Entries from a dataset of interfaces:
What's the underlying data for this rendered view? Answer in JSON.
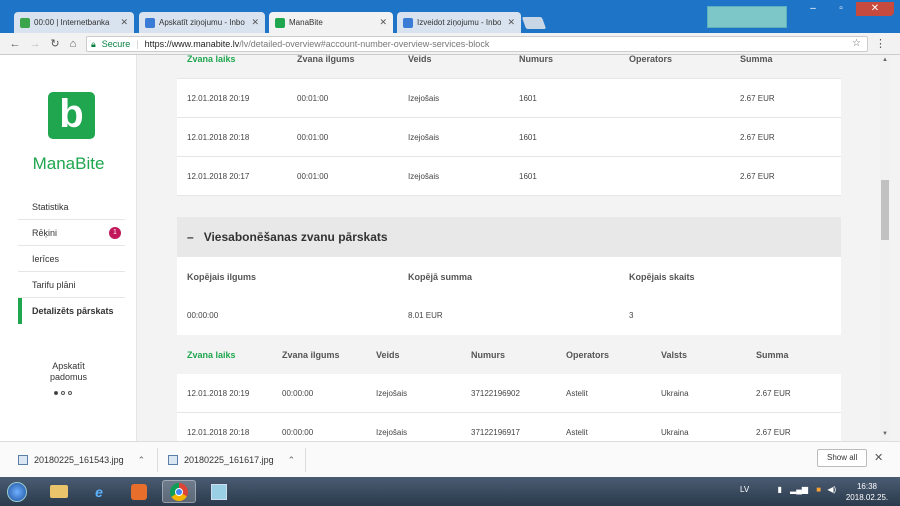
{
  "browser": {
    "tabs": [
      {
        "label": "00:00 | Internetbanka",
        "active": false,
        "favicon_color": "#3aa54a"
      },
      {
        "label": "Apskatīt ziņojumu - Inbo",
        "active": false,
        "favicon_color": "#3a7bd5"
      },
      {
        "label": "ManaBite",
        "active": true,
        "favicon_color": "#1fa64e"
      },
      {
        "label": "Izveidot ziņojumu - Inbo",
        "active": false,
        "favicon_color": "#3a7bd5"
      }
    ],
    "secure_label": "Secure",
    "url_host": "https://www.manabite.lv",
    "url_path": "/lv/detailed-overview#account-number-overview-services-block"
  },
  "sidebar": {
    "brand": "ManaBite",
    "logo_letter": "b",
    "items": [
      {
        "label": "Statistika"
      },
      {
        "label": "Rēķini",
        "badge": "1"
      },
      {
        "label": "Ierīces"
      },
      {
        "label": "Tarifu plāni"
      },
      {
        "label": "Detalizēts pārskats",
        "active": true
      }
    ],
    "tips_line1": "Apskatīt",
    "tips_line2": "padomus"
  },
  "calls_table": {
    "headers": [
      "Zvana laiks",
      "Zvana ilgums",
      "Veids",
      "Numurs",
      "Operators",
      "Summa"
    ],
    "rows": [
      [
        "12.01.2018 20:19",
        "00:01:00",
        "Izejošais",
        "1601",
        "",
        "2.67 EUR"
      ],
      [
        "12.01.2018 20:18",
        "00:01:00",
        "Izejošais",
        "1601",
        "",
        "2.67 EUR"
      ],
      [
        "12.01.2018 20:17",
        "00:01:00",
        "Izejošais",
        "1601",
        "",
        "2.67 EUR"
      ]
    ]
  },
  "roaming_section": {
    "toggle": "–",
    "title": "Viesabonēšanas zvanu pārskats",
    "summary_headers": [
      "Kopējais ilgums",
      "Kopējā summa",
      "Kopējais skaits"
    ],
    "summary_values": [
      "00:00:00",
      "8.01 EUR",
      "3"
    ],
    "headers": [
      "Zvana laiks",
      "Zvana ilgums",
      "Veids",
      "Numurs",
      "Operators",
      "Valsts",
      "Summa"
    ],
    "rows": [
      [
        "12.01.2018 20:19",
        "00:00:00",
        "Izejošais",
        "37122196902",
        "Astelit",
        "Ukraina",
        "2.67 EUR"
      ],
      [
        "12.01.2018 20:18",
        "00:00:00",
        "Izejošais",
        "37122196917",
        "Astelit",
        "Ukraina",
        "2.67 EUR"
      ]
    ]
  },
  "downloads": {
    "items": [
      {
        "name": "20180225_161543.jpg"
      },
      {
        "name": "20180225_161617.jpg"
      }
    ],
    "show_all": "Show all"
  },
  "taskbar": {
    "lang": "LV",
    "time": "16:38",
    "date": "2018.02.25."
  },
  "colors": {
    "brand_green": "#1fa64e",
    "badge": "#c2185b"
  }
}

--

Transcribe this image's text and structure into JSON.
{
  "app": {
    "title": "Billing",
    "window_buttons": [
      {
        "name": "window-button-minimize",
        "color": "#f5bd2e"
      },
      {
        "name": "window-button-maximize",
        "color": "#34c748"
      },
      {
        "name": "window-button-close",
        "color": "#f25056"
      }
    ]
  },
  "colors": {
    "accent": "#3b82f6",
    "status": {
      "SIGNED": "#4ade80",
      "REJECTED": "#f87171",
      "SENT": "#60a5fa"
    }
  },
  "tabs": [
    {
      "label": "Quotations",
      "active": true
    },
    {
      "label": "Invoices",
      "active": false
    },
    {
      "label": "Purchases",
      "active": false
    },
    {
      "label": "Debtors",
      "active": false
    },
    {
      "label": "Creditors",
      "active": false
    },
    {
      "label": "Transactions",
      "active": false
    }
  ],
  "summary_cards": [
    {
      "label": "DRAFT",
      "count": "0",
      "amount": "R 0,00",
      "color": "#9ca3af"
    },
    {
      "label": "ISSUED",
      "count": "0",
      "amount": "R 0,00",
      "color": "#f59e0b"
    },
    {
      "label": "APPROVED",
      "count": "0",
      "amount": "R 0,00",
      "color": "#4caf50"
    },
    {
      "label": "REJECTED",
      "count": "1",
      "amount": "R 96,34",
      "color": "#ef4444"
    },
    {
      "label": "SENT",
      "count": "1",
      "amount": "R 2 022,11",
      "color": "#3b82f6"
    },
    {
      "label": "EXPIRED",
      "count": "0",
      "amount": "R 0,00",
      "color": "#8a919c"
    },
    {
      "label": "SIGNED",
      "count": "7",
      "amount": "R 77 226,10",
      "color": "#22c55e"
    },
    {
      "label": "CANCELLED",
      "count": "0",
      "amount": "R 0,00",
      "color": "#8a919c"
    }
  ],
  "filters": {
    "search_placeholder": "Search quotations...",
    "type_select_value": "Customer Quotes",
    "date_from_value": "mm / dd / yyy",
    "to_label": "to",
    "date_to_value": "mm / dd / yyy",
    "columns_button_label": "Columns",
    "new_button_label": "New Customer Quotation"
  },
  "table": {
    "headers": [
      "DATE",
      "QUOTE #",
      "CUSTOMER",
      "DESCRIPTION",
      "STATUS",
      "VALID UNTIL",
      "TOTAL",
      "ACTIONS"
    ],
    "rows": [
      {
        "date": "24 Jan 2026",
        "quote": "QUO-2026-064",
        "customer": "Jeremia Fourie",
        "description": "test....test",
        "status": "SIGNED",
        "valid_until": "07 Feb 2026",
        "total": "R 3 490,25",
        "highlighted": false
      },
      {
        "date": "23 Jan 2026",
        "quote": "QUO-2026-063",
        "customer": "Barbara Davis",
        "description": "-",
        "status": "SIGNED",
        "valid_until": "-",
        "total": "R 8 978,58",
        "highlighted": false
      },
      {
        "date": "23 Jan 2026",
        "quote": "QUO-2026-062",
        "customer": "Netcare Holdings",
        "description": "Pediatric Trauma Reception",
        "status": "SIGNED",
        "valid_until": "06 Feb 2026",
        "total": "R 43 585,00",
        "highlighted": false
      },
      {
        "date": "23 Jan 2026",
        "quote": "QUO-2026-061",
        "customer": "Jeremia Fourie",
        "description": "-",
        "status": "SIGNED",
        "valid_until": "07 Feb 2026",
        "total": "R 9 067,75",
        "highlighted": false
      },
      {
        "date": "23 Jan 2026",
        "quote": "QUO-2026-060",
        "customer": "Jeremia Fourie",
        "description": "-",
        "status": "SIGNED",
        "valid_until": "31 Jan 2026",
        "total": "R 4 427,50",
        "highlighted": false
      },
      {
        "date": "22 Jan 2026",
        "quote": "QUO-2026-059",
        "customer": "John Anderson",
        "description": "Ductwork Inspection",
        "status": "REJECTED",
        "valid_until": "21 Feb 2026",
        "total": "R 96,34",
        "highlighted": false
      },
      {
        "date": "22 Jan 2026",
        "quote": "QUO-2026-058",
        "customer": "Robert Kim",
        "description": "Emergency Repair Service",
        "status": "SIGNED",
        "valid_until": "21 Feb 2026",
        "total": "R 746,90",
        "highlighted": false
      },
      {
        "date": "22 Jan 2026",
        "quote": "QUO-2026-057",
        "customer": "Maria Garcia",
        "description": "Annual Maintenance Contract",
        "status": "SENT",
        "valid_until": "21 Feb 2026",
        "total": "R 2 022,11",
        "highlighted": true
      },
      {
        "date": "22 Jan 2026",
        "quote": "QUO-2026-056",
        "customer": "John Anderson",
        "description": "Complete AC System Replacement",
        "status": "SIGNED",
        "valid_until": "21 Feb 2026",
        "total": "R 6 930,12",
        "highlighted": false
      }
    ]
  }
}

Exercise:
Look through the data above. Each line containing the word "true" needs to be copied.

Answer for this exercise:
        "active": true,
        "active": true
      "active": true
        "highlighted": true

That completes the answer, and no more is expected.